**What you are asked to do**
Starting at the first line and ending at the last, output the data exactly.

★ ★ ★ ★ ★ ★ ★

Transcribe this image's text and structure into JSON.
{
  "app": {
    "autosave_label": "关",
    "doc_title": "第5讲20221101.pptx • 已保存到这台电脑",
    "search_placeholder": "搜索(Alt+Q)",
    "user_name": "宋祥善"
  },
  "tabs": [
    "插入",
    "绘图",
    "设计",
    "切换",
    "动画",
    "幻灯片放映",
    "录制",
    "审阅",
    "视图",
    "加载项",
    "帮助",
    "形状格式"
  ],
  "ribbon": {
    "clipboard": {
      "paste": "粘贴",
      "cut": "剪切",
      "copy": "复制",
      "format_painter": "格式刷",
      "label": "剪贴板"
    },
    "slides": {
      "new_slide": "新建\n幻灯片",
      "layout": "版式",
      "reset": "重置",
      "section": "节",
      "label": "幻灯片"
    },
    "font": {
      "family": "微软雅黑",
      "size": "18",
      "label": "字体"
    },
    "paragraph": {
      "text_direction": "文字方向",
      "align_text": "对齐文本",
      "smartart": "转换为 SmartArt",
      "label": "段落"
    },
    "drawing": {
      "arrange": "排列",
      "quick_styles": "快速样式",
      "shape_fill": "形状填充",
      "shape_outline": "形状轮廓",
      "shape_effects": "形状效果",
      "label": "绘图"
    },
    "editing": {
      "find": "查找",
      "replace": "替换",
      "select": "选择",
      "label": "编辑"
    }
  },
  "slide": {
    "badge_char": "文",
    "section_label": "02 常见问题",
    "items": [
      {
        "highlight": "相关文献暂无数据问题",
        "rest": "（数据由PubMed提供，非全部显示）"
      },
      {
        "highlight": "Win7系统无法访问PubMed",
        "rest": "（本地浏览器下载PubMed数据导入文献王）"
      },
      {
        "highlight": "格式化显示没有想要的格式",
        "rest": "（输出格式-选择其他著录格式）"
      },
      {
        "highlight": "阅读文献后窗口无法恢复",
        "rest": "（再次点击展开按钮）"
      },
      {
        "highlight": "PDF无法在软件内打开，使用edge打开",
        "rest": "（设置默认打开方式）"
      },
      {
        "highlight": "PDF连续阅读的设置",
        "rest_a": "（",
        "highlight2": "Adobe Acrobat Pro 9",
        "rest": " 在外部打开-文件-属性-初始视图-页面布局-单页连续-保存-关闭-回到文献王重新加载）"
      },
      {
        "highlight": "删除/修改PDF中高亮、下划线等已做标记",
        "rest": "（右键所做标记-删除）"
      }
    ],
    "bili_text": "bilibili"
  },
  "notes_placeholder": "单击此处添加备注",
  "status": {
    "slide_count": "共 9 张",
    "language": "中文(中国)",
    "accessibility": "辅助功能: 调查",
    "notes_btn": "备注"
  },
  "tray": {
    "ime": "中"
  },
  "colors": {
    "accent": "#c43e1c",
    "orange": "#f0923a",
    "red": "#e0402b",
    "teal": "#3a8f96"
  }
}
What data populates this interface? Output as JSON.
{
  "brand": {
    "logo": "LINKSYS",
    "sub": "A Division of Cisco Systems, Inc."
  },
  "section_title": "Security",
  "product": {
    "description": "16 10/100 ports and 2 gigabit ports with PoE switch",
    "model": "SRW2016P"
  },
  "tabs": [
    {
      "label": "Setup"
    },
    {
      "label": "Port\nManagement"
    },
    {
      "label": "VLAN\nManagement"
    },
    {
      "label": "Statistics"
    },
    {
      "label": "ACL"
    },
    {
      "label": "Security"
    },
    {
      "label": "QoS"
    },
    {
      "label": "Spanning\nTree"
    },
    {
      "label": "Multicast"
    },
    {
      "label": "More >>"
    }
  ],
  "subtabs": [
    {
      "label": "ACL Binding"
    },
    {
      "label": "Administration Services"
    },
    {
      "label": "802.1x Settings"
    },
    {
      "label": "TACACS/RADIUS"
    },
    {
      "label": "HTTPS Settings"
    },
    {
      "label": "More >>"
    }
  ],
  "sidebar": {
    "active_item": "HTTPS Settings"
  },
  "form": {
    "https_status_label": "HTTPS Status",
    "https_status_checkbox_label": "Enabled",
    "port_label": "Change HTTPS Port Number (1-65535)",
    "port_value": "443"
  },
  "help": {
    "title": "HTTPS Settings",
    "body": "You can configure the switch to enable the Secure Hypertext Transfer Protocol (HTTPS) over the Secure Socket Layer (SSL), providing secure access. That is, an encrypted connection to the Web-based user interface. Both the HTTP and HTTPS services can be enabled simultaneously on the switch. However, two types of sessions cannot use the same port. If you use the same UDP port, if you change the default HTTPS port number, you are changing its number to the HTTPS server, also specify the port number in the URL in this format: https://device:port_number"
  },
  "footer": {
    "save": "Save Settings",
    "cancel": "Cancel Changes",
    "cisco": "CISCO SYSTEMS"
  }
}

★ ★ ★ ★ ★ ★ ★

**Written answer**
Transcribe this image's text and structure into JSON.
{
  "app": {
    "autosave_label": "关",
    "doc_title": "第5讲20221101.pptx • 已保存到这台电脑",
    "search_placeholder": "搜索(Alt+Q)",
    "user_name": "宋祥善"
  },
  "tabs": [
    "插入",
    "绘图",
    "设计",
    "切换",
    "动画",
    "幻灯片放映",
    "录制",
    "审阅",
    "视图",
    "加载项",
    "帮助",
    "形状格式"
  ],
  "ribbon": {
    "clipboard": {
      "paste": "粘贴",
      "cut": "剪切",
      "copy": "复制",
      "format_painter": "格式刷",
      "label": "剪贴板"
    },
    "slides": {
      "new_slide": "新建\n幻灯片",
      "layout": "版式",
      "reset": "重置",
      "section": "节",
      "label": "幻灯片"
    },
    "font": {
      "family": "微软雅黑",
      "size": "18",
      "label": "字体"
    },
    "paragraph": {
      "text_direction": "文字方向",
      "align_text": "对齐文本",
      "smartart": "转换为 SmartArt",
      "label": "段落"
    },
    "drawing": {
      "arrange": "排列",
      "quick_styles": "快速样式",
      "shape_fill": "形状填充",
      "shape_outline": "形状轮廓",
      "shape_effects": "形状效果",
      "label": "绘图"
    },
    "editing": {
      "find": "查找",
      "replace": "替换",
      "select": "选择",
      "label": "编辑"
    }
  },
  "slide": {
    "badge_char": "文",
    "section_label": "02 常见问题",
    "items": [
      {
        "highlight": "相关文献暂无数据问题",
        "rest": "（数据由PubMed提供，非全部显示）"
      },
      {
        "highlight": "Win7系统无法访问PubMed",
        "rest": "（本地浏览器下载PubMed数据导入文献王）"
      },
      {
        "highlight": "格式化显示没有想要的格式",
        "rest": "（输出格式-选择其他著录格式）"
      },
      {
        "highlight": "阅读文献后窗口无法恢复",
        "rest": "（再次点击展开按钮）"
      },
      {
        "highlight": "PDF无法在软件内打开，使用edge打开",
        "rest": "（设置默认打开方式）"
      },
      {
        "highlight": "PDF连续阅读的设置",
        "rest_a": "（",
        "highlight2": "Adobe Acrobat Pro 9",
        "rest": " 在外部打开-文件-属性-初始视图-页面布局-单页连续-保存-关闭-回到文献王重新加载）"
      },
      {
        "highlight": "删除/修改PDF中高亮、下划线等已做标记",
        "rest": "（右键所做标记-删除）"
      }
    ],
    "bili_text": "bilibili"
  },
  "notes_placeholder": "单击此处添加备注",
  "status": {
    "slide_count": "共 9 张",
    "language": "中文(中国)",
    "accessibility": "辅助功能: 调查",
    "notes_btn": "备注"
  },
  "tray": {
    "ime": "中"
  },
  "colors": {
    "accent": "#c43e1c",
    "orange": "#f0923a",
    "red": "#e0402b",
    "teal": "#3a8f96"
  }
}
What data populates this interface? Output as JSON.
{
  "brand": {
    "logo": "LINKSYS",
    "sub": "A Division of Cisco Systems, Inc."
  },
  "section_title": "Security",
  "product": {
    "description": "16 10/100 ports and 2 gigabit ports with PoE switch",
    "model": "SRW2016P"
  },
  "tabs": [
    {
      "label": "Setup"
    },
    {
      "label": "Port\nManagement"
    },
    {
      "label": "VLAN\nManagement"
    },
    {
      "label": "Statistics"
    },
    {
      "label": "ACL"
    },
    {
      "label": "Security"
    },
    {
      "label": "QoS"
    },
    {
      "label": "Spanning\nTree"
    },
    {
      "label": "Multicast"
    },
    {
      "label": "More >>"
    }
  ],
  "subtabs": [
    {
      "label": "ACL Binding"
    },
    {
      "label": "Administration Services"
    },
    {
      "label": "802.1x Settings"
    },
    {
      "label": "TACACS/RADIUS"
    },
    {
      "label": "HTTPS Settings"
    },
    {
      "label": "More >>"
    }
  ],
  "sidebar": {
    "active_item": "HTTPS Settings"
  },
  "form": {
    "https_status_label": "HTTPS Status",
    "https_status_checkbox_label": "Enabled",
    "port_label": "Change HTTPS Port Number (1-65535)",
    "port_value": "443"
  },
  "help": {
    "title": "HTTPS Settings",
    "body": "You can configure the switch to enable the Secure Hypertext Transfer Protocol (HTTPS) over the Secure Socket Layer (SSL), providing secure access. That is, an encrypted connection to the Web-based user interface. Both the HTTP and HTTPS services can be enabled simultaneously on the switch. However, two types of sessions cannot use the same port. If you use the same UDP port, if you change the default HTTPS port number, you are changing its number to the HTTPS server, also specify the port number in the URL in this format: https://device:port_number"
  },
  "footer": {
    "save": "Save Settings",
    "cancel": "Cancel Changes",
    "cisco": "CISCO SYSTEMS"
  }
}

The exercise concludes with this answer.